If ice could feel, would it feel like her? Nothing, just there, doing its thing, just getting its drink on, not even alive? Yes, exactly. No loyalty, no help thy mother and thy sister, no running, no charity, no floating cars. She wasn’t angry. Adrian was post-anger. She flowed past Bill O’Reilly and Geraldo on the TV and past the nurses asking her again if she needed apple juice or a blanket or felt like talking with the doctor. Even when Adrian said no thanks yes please fuck you bitch whatever she just said it. A dead thing with breath. Weightless. Adrian wasn’t even in the hospital. The real Adrian melted away during the flood. She would have gone anywhere but here. Her twin could travel to the bottom of the ocean, or to the polar cap where she would feel right at home. The ice twin would never mistake fucking for love and would never feel sorry for her sister for living in a hospital and drinking apple juice from a box.
A poster hung by the window next to her bed: a blonde woman stood on top of a snowy mountain, arms raised in celebration. Adrian could change into snow if she wanted, light and beautiful. She would fall over the city, scatter into the streets, the parks, into the bayou across the highway. Adrian felt an irresistible urge to break the window and leap, to dive down into those waters. Her sister lived in that bayou. Adrian knew it. She almost saw her face under the dark water and smiled for the first time in a long time, waved, and remembered other water, muddy hot water up to the roof, and remembering shook something aloose inside both Adrians, gurgling, choking, sputtering, sucking, shattering the calm waters.

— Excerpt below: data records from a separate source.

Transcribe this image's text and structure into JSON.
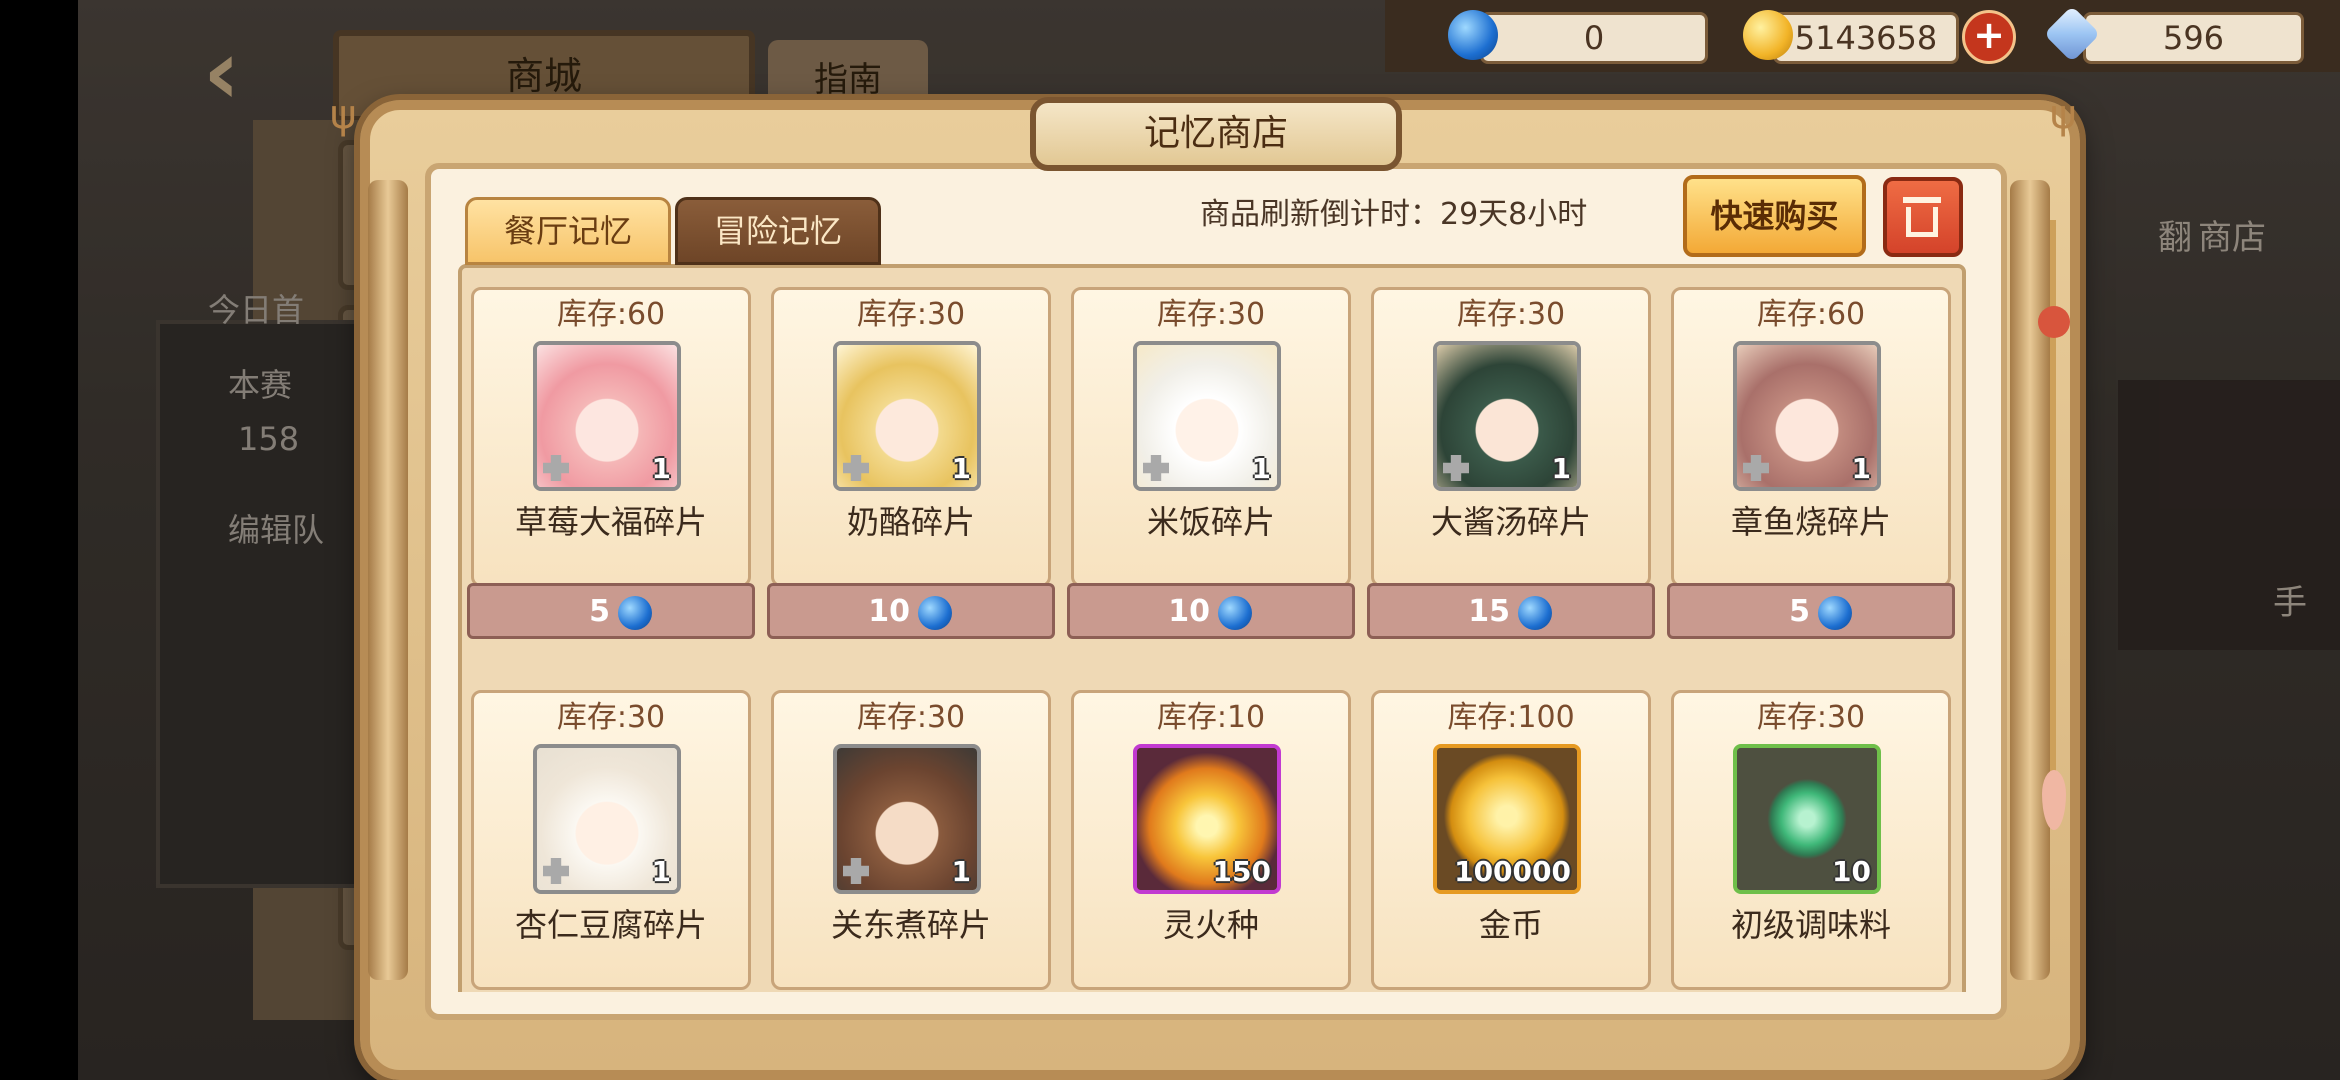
{
  "colors": {
    "gem": "#1d6fd1",
    "gold": "#f2b428",
    "tab_active": "#f7c46a",
    "tab_inactive": "#6e4527",
    "quick_buy": "#f3a936",
    "trash": "#d4432a",
    "price_bar": "#c99a8f"
  },
  "background": {
    "shop_title": "商城",
    "guide_label": "指南",
    "left_text_1": "今日首",
    "left_text_2": "本赛",
    "left_text_3": "158",
    "left_text_4": "编辑队",
    "right_text_1": "翻",
    "right_text_2": "商店",
    "right_text_3": "手"
  },
  "currency": {
    "gem_value": "0",
    "gold_value": "5143658",
    "crystal_value": "596",
    "plus_icon": "plus-icon"
  },
  "modal": {
    "title": "记忆商店",
    "tabs": [
      {
        "label": "餐厅记忆",
        "active": true
      },
      {
        "label": "冒险记忆",
        "active": false
      }
    ],
    "refresh_label": "商品刷新倒计时：29天8小时",
    "quick_buy_label": "快速购买"
  },
  "items": [
    {
      "stock": "库存:60",
      "name": "草莓大福碎片",
      "count": "1",
      "price": "5",
      "icon": "strawberry-daifuku-fragment-icon"
    },
    {
      "stock": "库存:30",
      "name": "奶酪碎片",
      "count": "1",
      "price": "10",
      "icon": "cheese-fragment-icon"
    },
    {
      "stock": "库存:30",
      "name": "米饭碎片",
      "count": "1",
      "price": "10",
      "icon": "rice-fragment-icon"
    },
    {
      "stock": "库存:30",
      "name": "大酱汤碎片",
      "count": "1",
      "price": "15",
      "icon": "miso-soup-fragment-icon"
    },
    {
      "stock": "库存:60",
      "name": "章鱼烧碎片",
      "count": "1",
      "price": "5",
      "icon": "takoyaki-fragment-icon"
    },
    {
      "stock": "库存:30",
      "name": "杏仁豆腐碎片",
      "count": "1",
      "icon": "almond-tofu-fragment-icon"
    },
    {
      "stock": "库存:30",
      "name": "关东煮碎片",
      "count": "1",
      "icon": "oden-fragment-icon"
    },
    {
      "stock": "库存:10",
      "name": "灵火种",
      "count": "150",
      "icon": "spirit-fire-seed-icon"
    },
    {
      "stock": "库存:100",
      "name": "金币",
      "count": "100000",
      "icon": "gold-coin-icon"
    },
    {
      "stock": "库存:30",
      "name": "初级调味料",
      "count": "10",
      "icon": "basic-seasoning-icon"
    }
  ]
}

A cold, dead voice yammered, ‘you mine little mama you mine you mine.’
Adrian fled through the building like a scared little ghost and stood on the roof, arms raised in celebration over the sprawling city and the small bayou. None of it was hers. Pain sealed her off. She almost liked it. She wanted to let it all go and fade into nothingness. No life and death and struggles, no broken city full of broken children. Just nothing. Simple nothing.
“No pearly fucking gates,” she thought. “I don’t need this shit. And no harps. And no blues. No beat. I don’t want nothing. I want to die and see nothing, hear nothing, feel, taste, smell, know nothing. Nothing.”

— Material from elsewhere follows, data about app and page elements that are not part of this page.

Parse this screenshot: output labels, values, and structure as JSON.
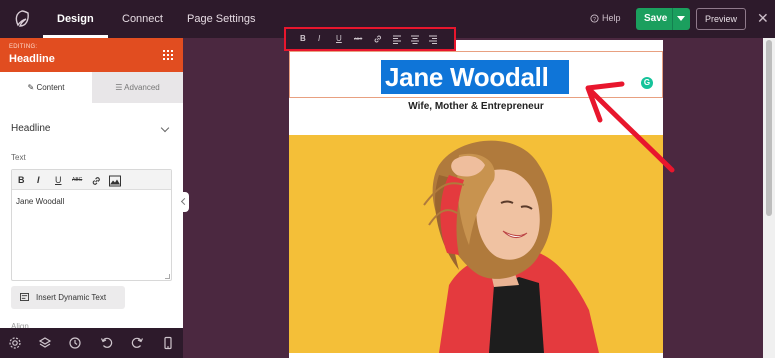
{
  "topbar": {
    "tabs": [
      {
        "label": "Design",
        "active": true
      },
      {
        "label": "Connect",
        "active": false
      },
      {
        "label": "Page Settings",
        "active": false
      }
    ],
    "help_label": "Help",
    "save_label": "Save",
    "preview_label": "Preview"
  },
  "sidebar": {
    "editing_label": "EDITING:",
    "title": "Headline",
    "tabs": [
      {
        "label": "Content",
        "icon": "edit-icon"
      },
      {
        "label": "Advanced",
        "icon": "sliders-icon"
      }
    ],
    "section_title": "Headline",
    "text_label": "Text",
    "editor_buttons": [
      "B",
      "I",
      "U",
      "ABC",
      "link",
      "image"
    ],
    "editor_value": "Jane Woodall",
    "dynamic_text_label": "Insert Dynamic Text",
    "align_label": "Align",
    "bottom_icons": [
      "settings-icon",
      "layers-icon",
      "history-icon",
      "undo-icon",
      "redo-icon",
      "mobile-icon"
    ]
  },
  "floating_toolbar": {
    "buttons": [
      "B",
      "I",
      "U",
      "ABC",
      "link",
      "align-left",
      "align-center",
      "align-right"
    ]
  },
  "canvas": {
    "headline": "Jane Woodall",
    "subheadline": "Wife, Mother & Entrepreneur",
    "grammarly_glyph": "G"
  },
  "colors": {
    "topbar_bg": "#2d1a2b",
    "canvas_bg": "#4b2840",
    "sidebar_header": "#e14d20",
    "save_button": "#1b9f5e",
    "selection": "#0f75d8",
    "annotation": "#e8162d",
    "photo_bg": "#f4bf38"
  }
}
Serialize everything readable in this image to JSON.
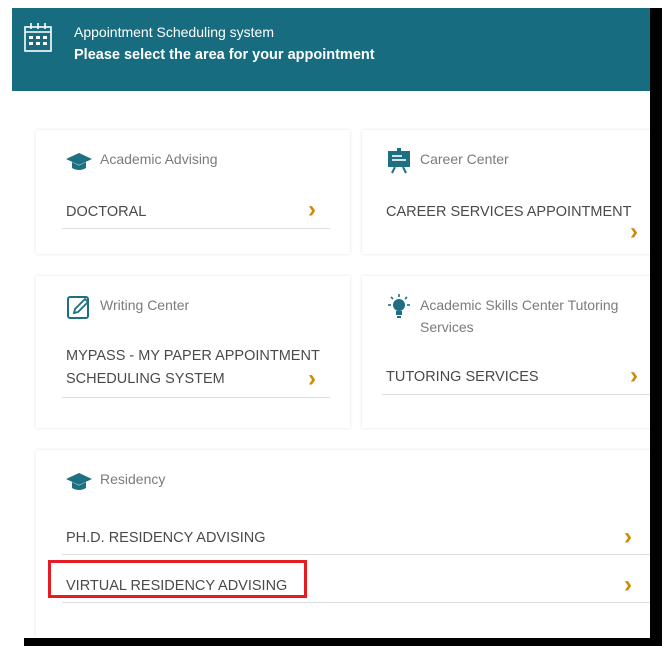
{
  "header": {
    "title": "Appointment Scheduling system",
    "subtitle": "Please select the area for your appointment",
    "icon": "calendar-icon"
  },
  "cards": {
    "academic_advising": {
      "title": "Academic Advising",
      "icon": "graduation-cap-icon",
      "items": [
        "DOCTORAL"
      ]
    },
    "career_center": {
      "title": "Career Center",
      "icon": "presentation-board-icon",
      "items": [
        "CAREER SERVICES APPOINTMENT"
      ]
    },
    "writing_center": {
      "title": "Writing Center",
      "icon": "pencil-edit-icon",
      "items": [
        "MYPASS - MY PAPER APPOINTMENT",
        "SCHEDULING SYSTEM"
      ]
    },
    "academic_skills": {
      "title_line1": "Academic Skills Center Tutoring",
      "title_line2": "Services",
      "icon": "lightbulb-icon",
      "items": [
        "TUTORING SERVICES"
      ]
    },
    "residency": {
      "title": "Residency",
      "icon": "graduation-cap-icon",
      "items": [
        "PH.D. RESIDENCY ADVISING",
        "VIRTUAL RESIDENCY ADVISING"
      ]
    }
  },
  "chevron": "›",
  "colors": {
    "header_bg": "#176d7f",
    "chevron": "#d08a00",
    "highlight": "#e51c23",
    "icon": "#1f6f82"
  }
}
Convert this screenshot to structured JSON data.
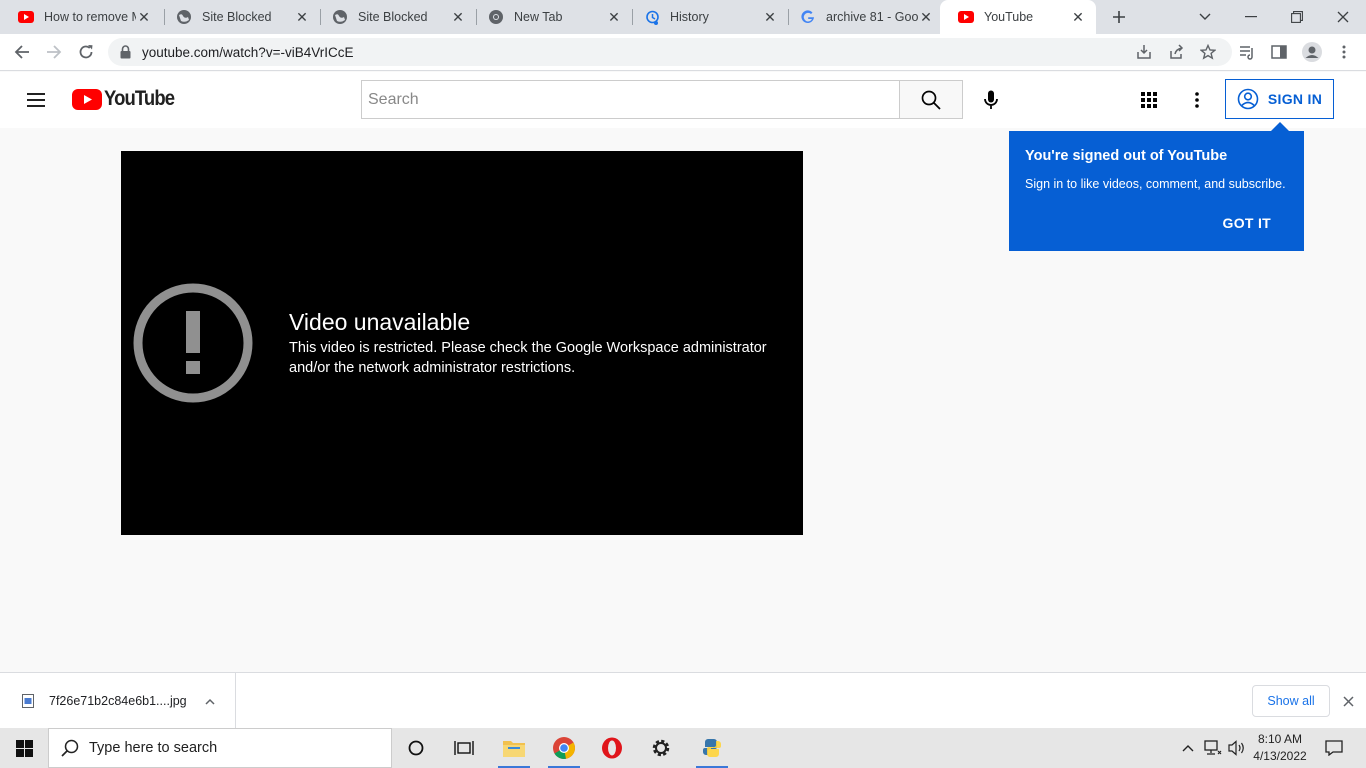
{
  "browser": {
    "tabs": [
      {
        "title": "How to remove M",
        "icon": "youtube-icon",
        "active": false
      },
      {
        "title": "Site Blocked",
        "icon": "globe-icon",
        "active": false
      },
      {
        "title": "Site Blocked",
        "icon": "globe-icon",
        "active": false
      },
      {
        "title": "New Tab",
        "icon": "chrome-icon",
        "active": false
      },
      {
        "title": "History",
        "icon": "history-icon",
        "active": false
      },
      {
        "title": "archive 81 - Goo",
        "icon": "google-icon",
        "active": false
      },
      {
        "title": "YouTube",
        "icon": "youtube-icon",
        "active": true
      }
    ],
    "close_glyph": "✕",
    "url": "youtube.com/watch?v=-viB4VrICcE"
  },
  "youtube": {
    "logo_text": "YouTube",
    "search_placeholder": "Search",
    "sign_in_label": "SIGN IN",
    "tooltip": {
      "title": "You're signed out of YouTube",
      "text": "Sign in to like videos, comment, and subscribe.",
      "button": "GOT IT"
    },
    "player": {
      "error_title": "Video unavailable",
      "error_message": "This video is restricted. Please check the Google Workspace administrator and/or the network administrator restrictions."
    },
    "colors": {
      "brand_red": "#ff0000",
      "accent_blue": "#065fd4"
    }
  },
  "downloads": {
    "file_name": "7f26e71b2c84e6b1....jpg",
    "show_all": "Show all"
  },
  "taskbar": {
    "search_placeholder": "Type here to search",
    "time": "8:10 AM",
    "date": "4/13/2022"
  }
}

The low clouds parted and a ship, an old wooden sailing ship, flew down and docked next to the rooftop. The crescent moon shone dimly down, illuminating masts and spars with no sails, a scarred deck, and hatches leading below. A gangplank extended itself from the ship’s side to the rooftop, and a woman sang a song Adrian heard as a small child.
When she calls you better follow the sun
When she calls you better run, run, run
Adrian tried to board but her feet refused to move. She didn’t know the words to her song. She struggled to speak and even massaged her jaw, but only produced a humiliating stutter for her city drowned dead, for her house and her street and her people, for her sister, for blood red grooves dug into her palm, for drowned mothers who could not find their children even from Heaven, for thirst.
Available November 1 from Jaded Ibis Press. Pre-order your copy today.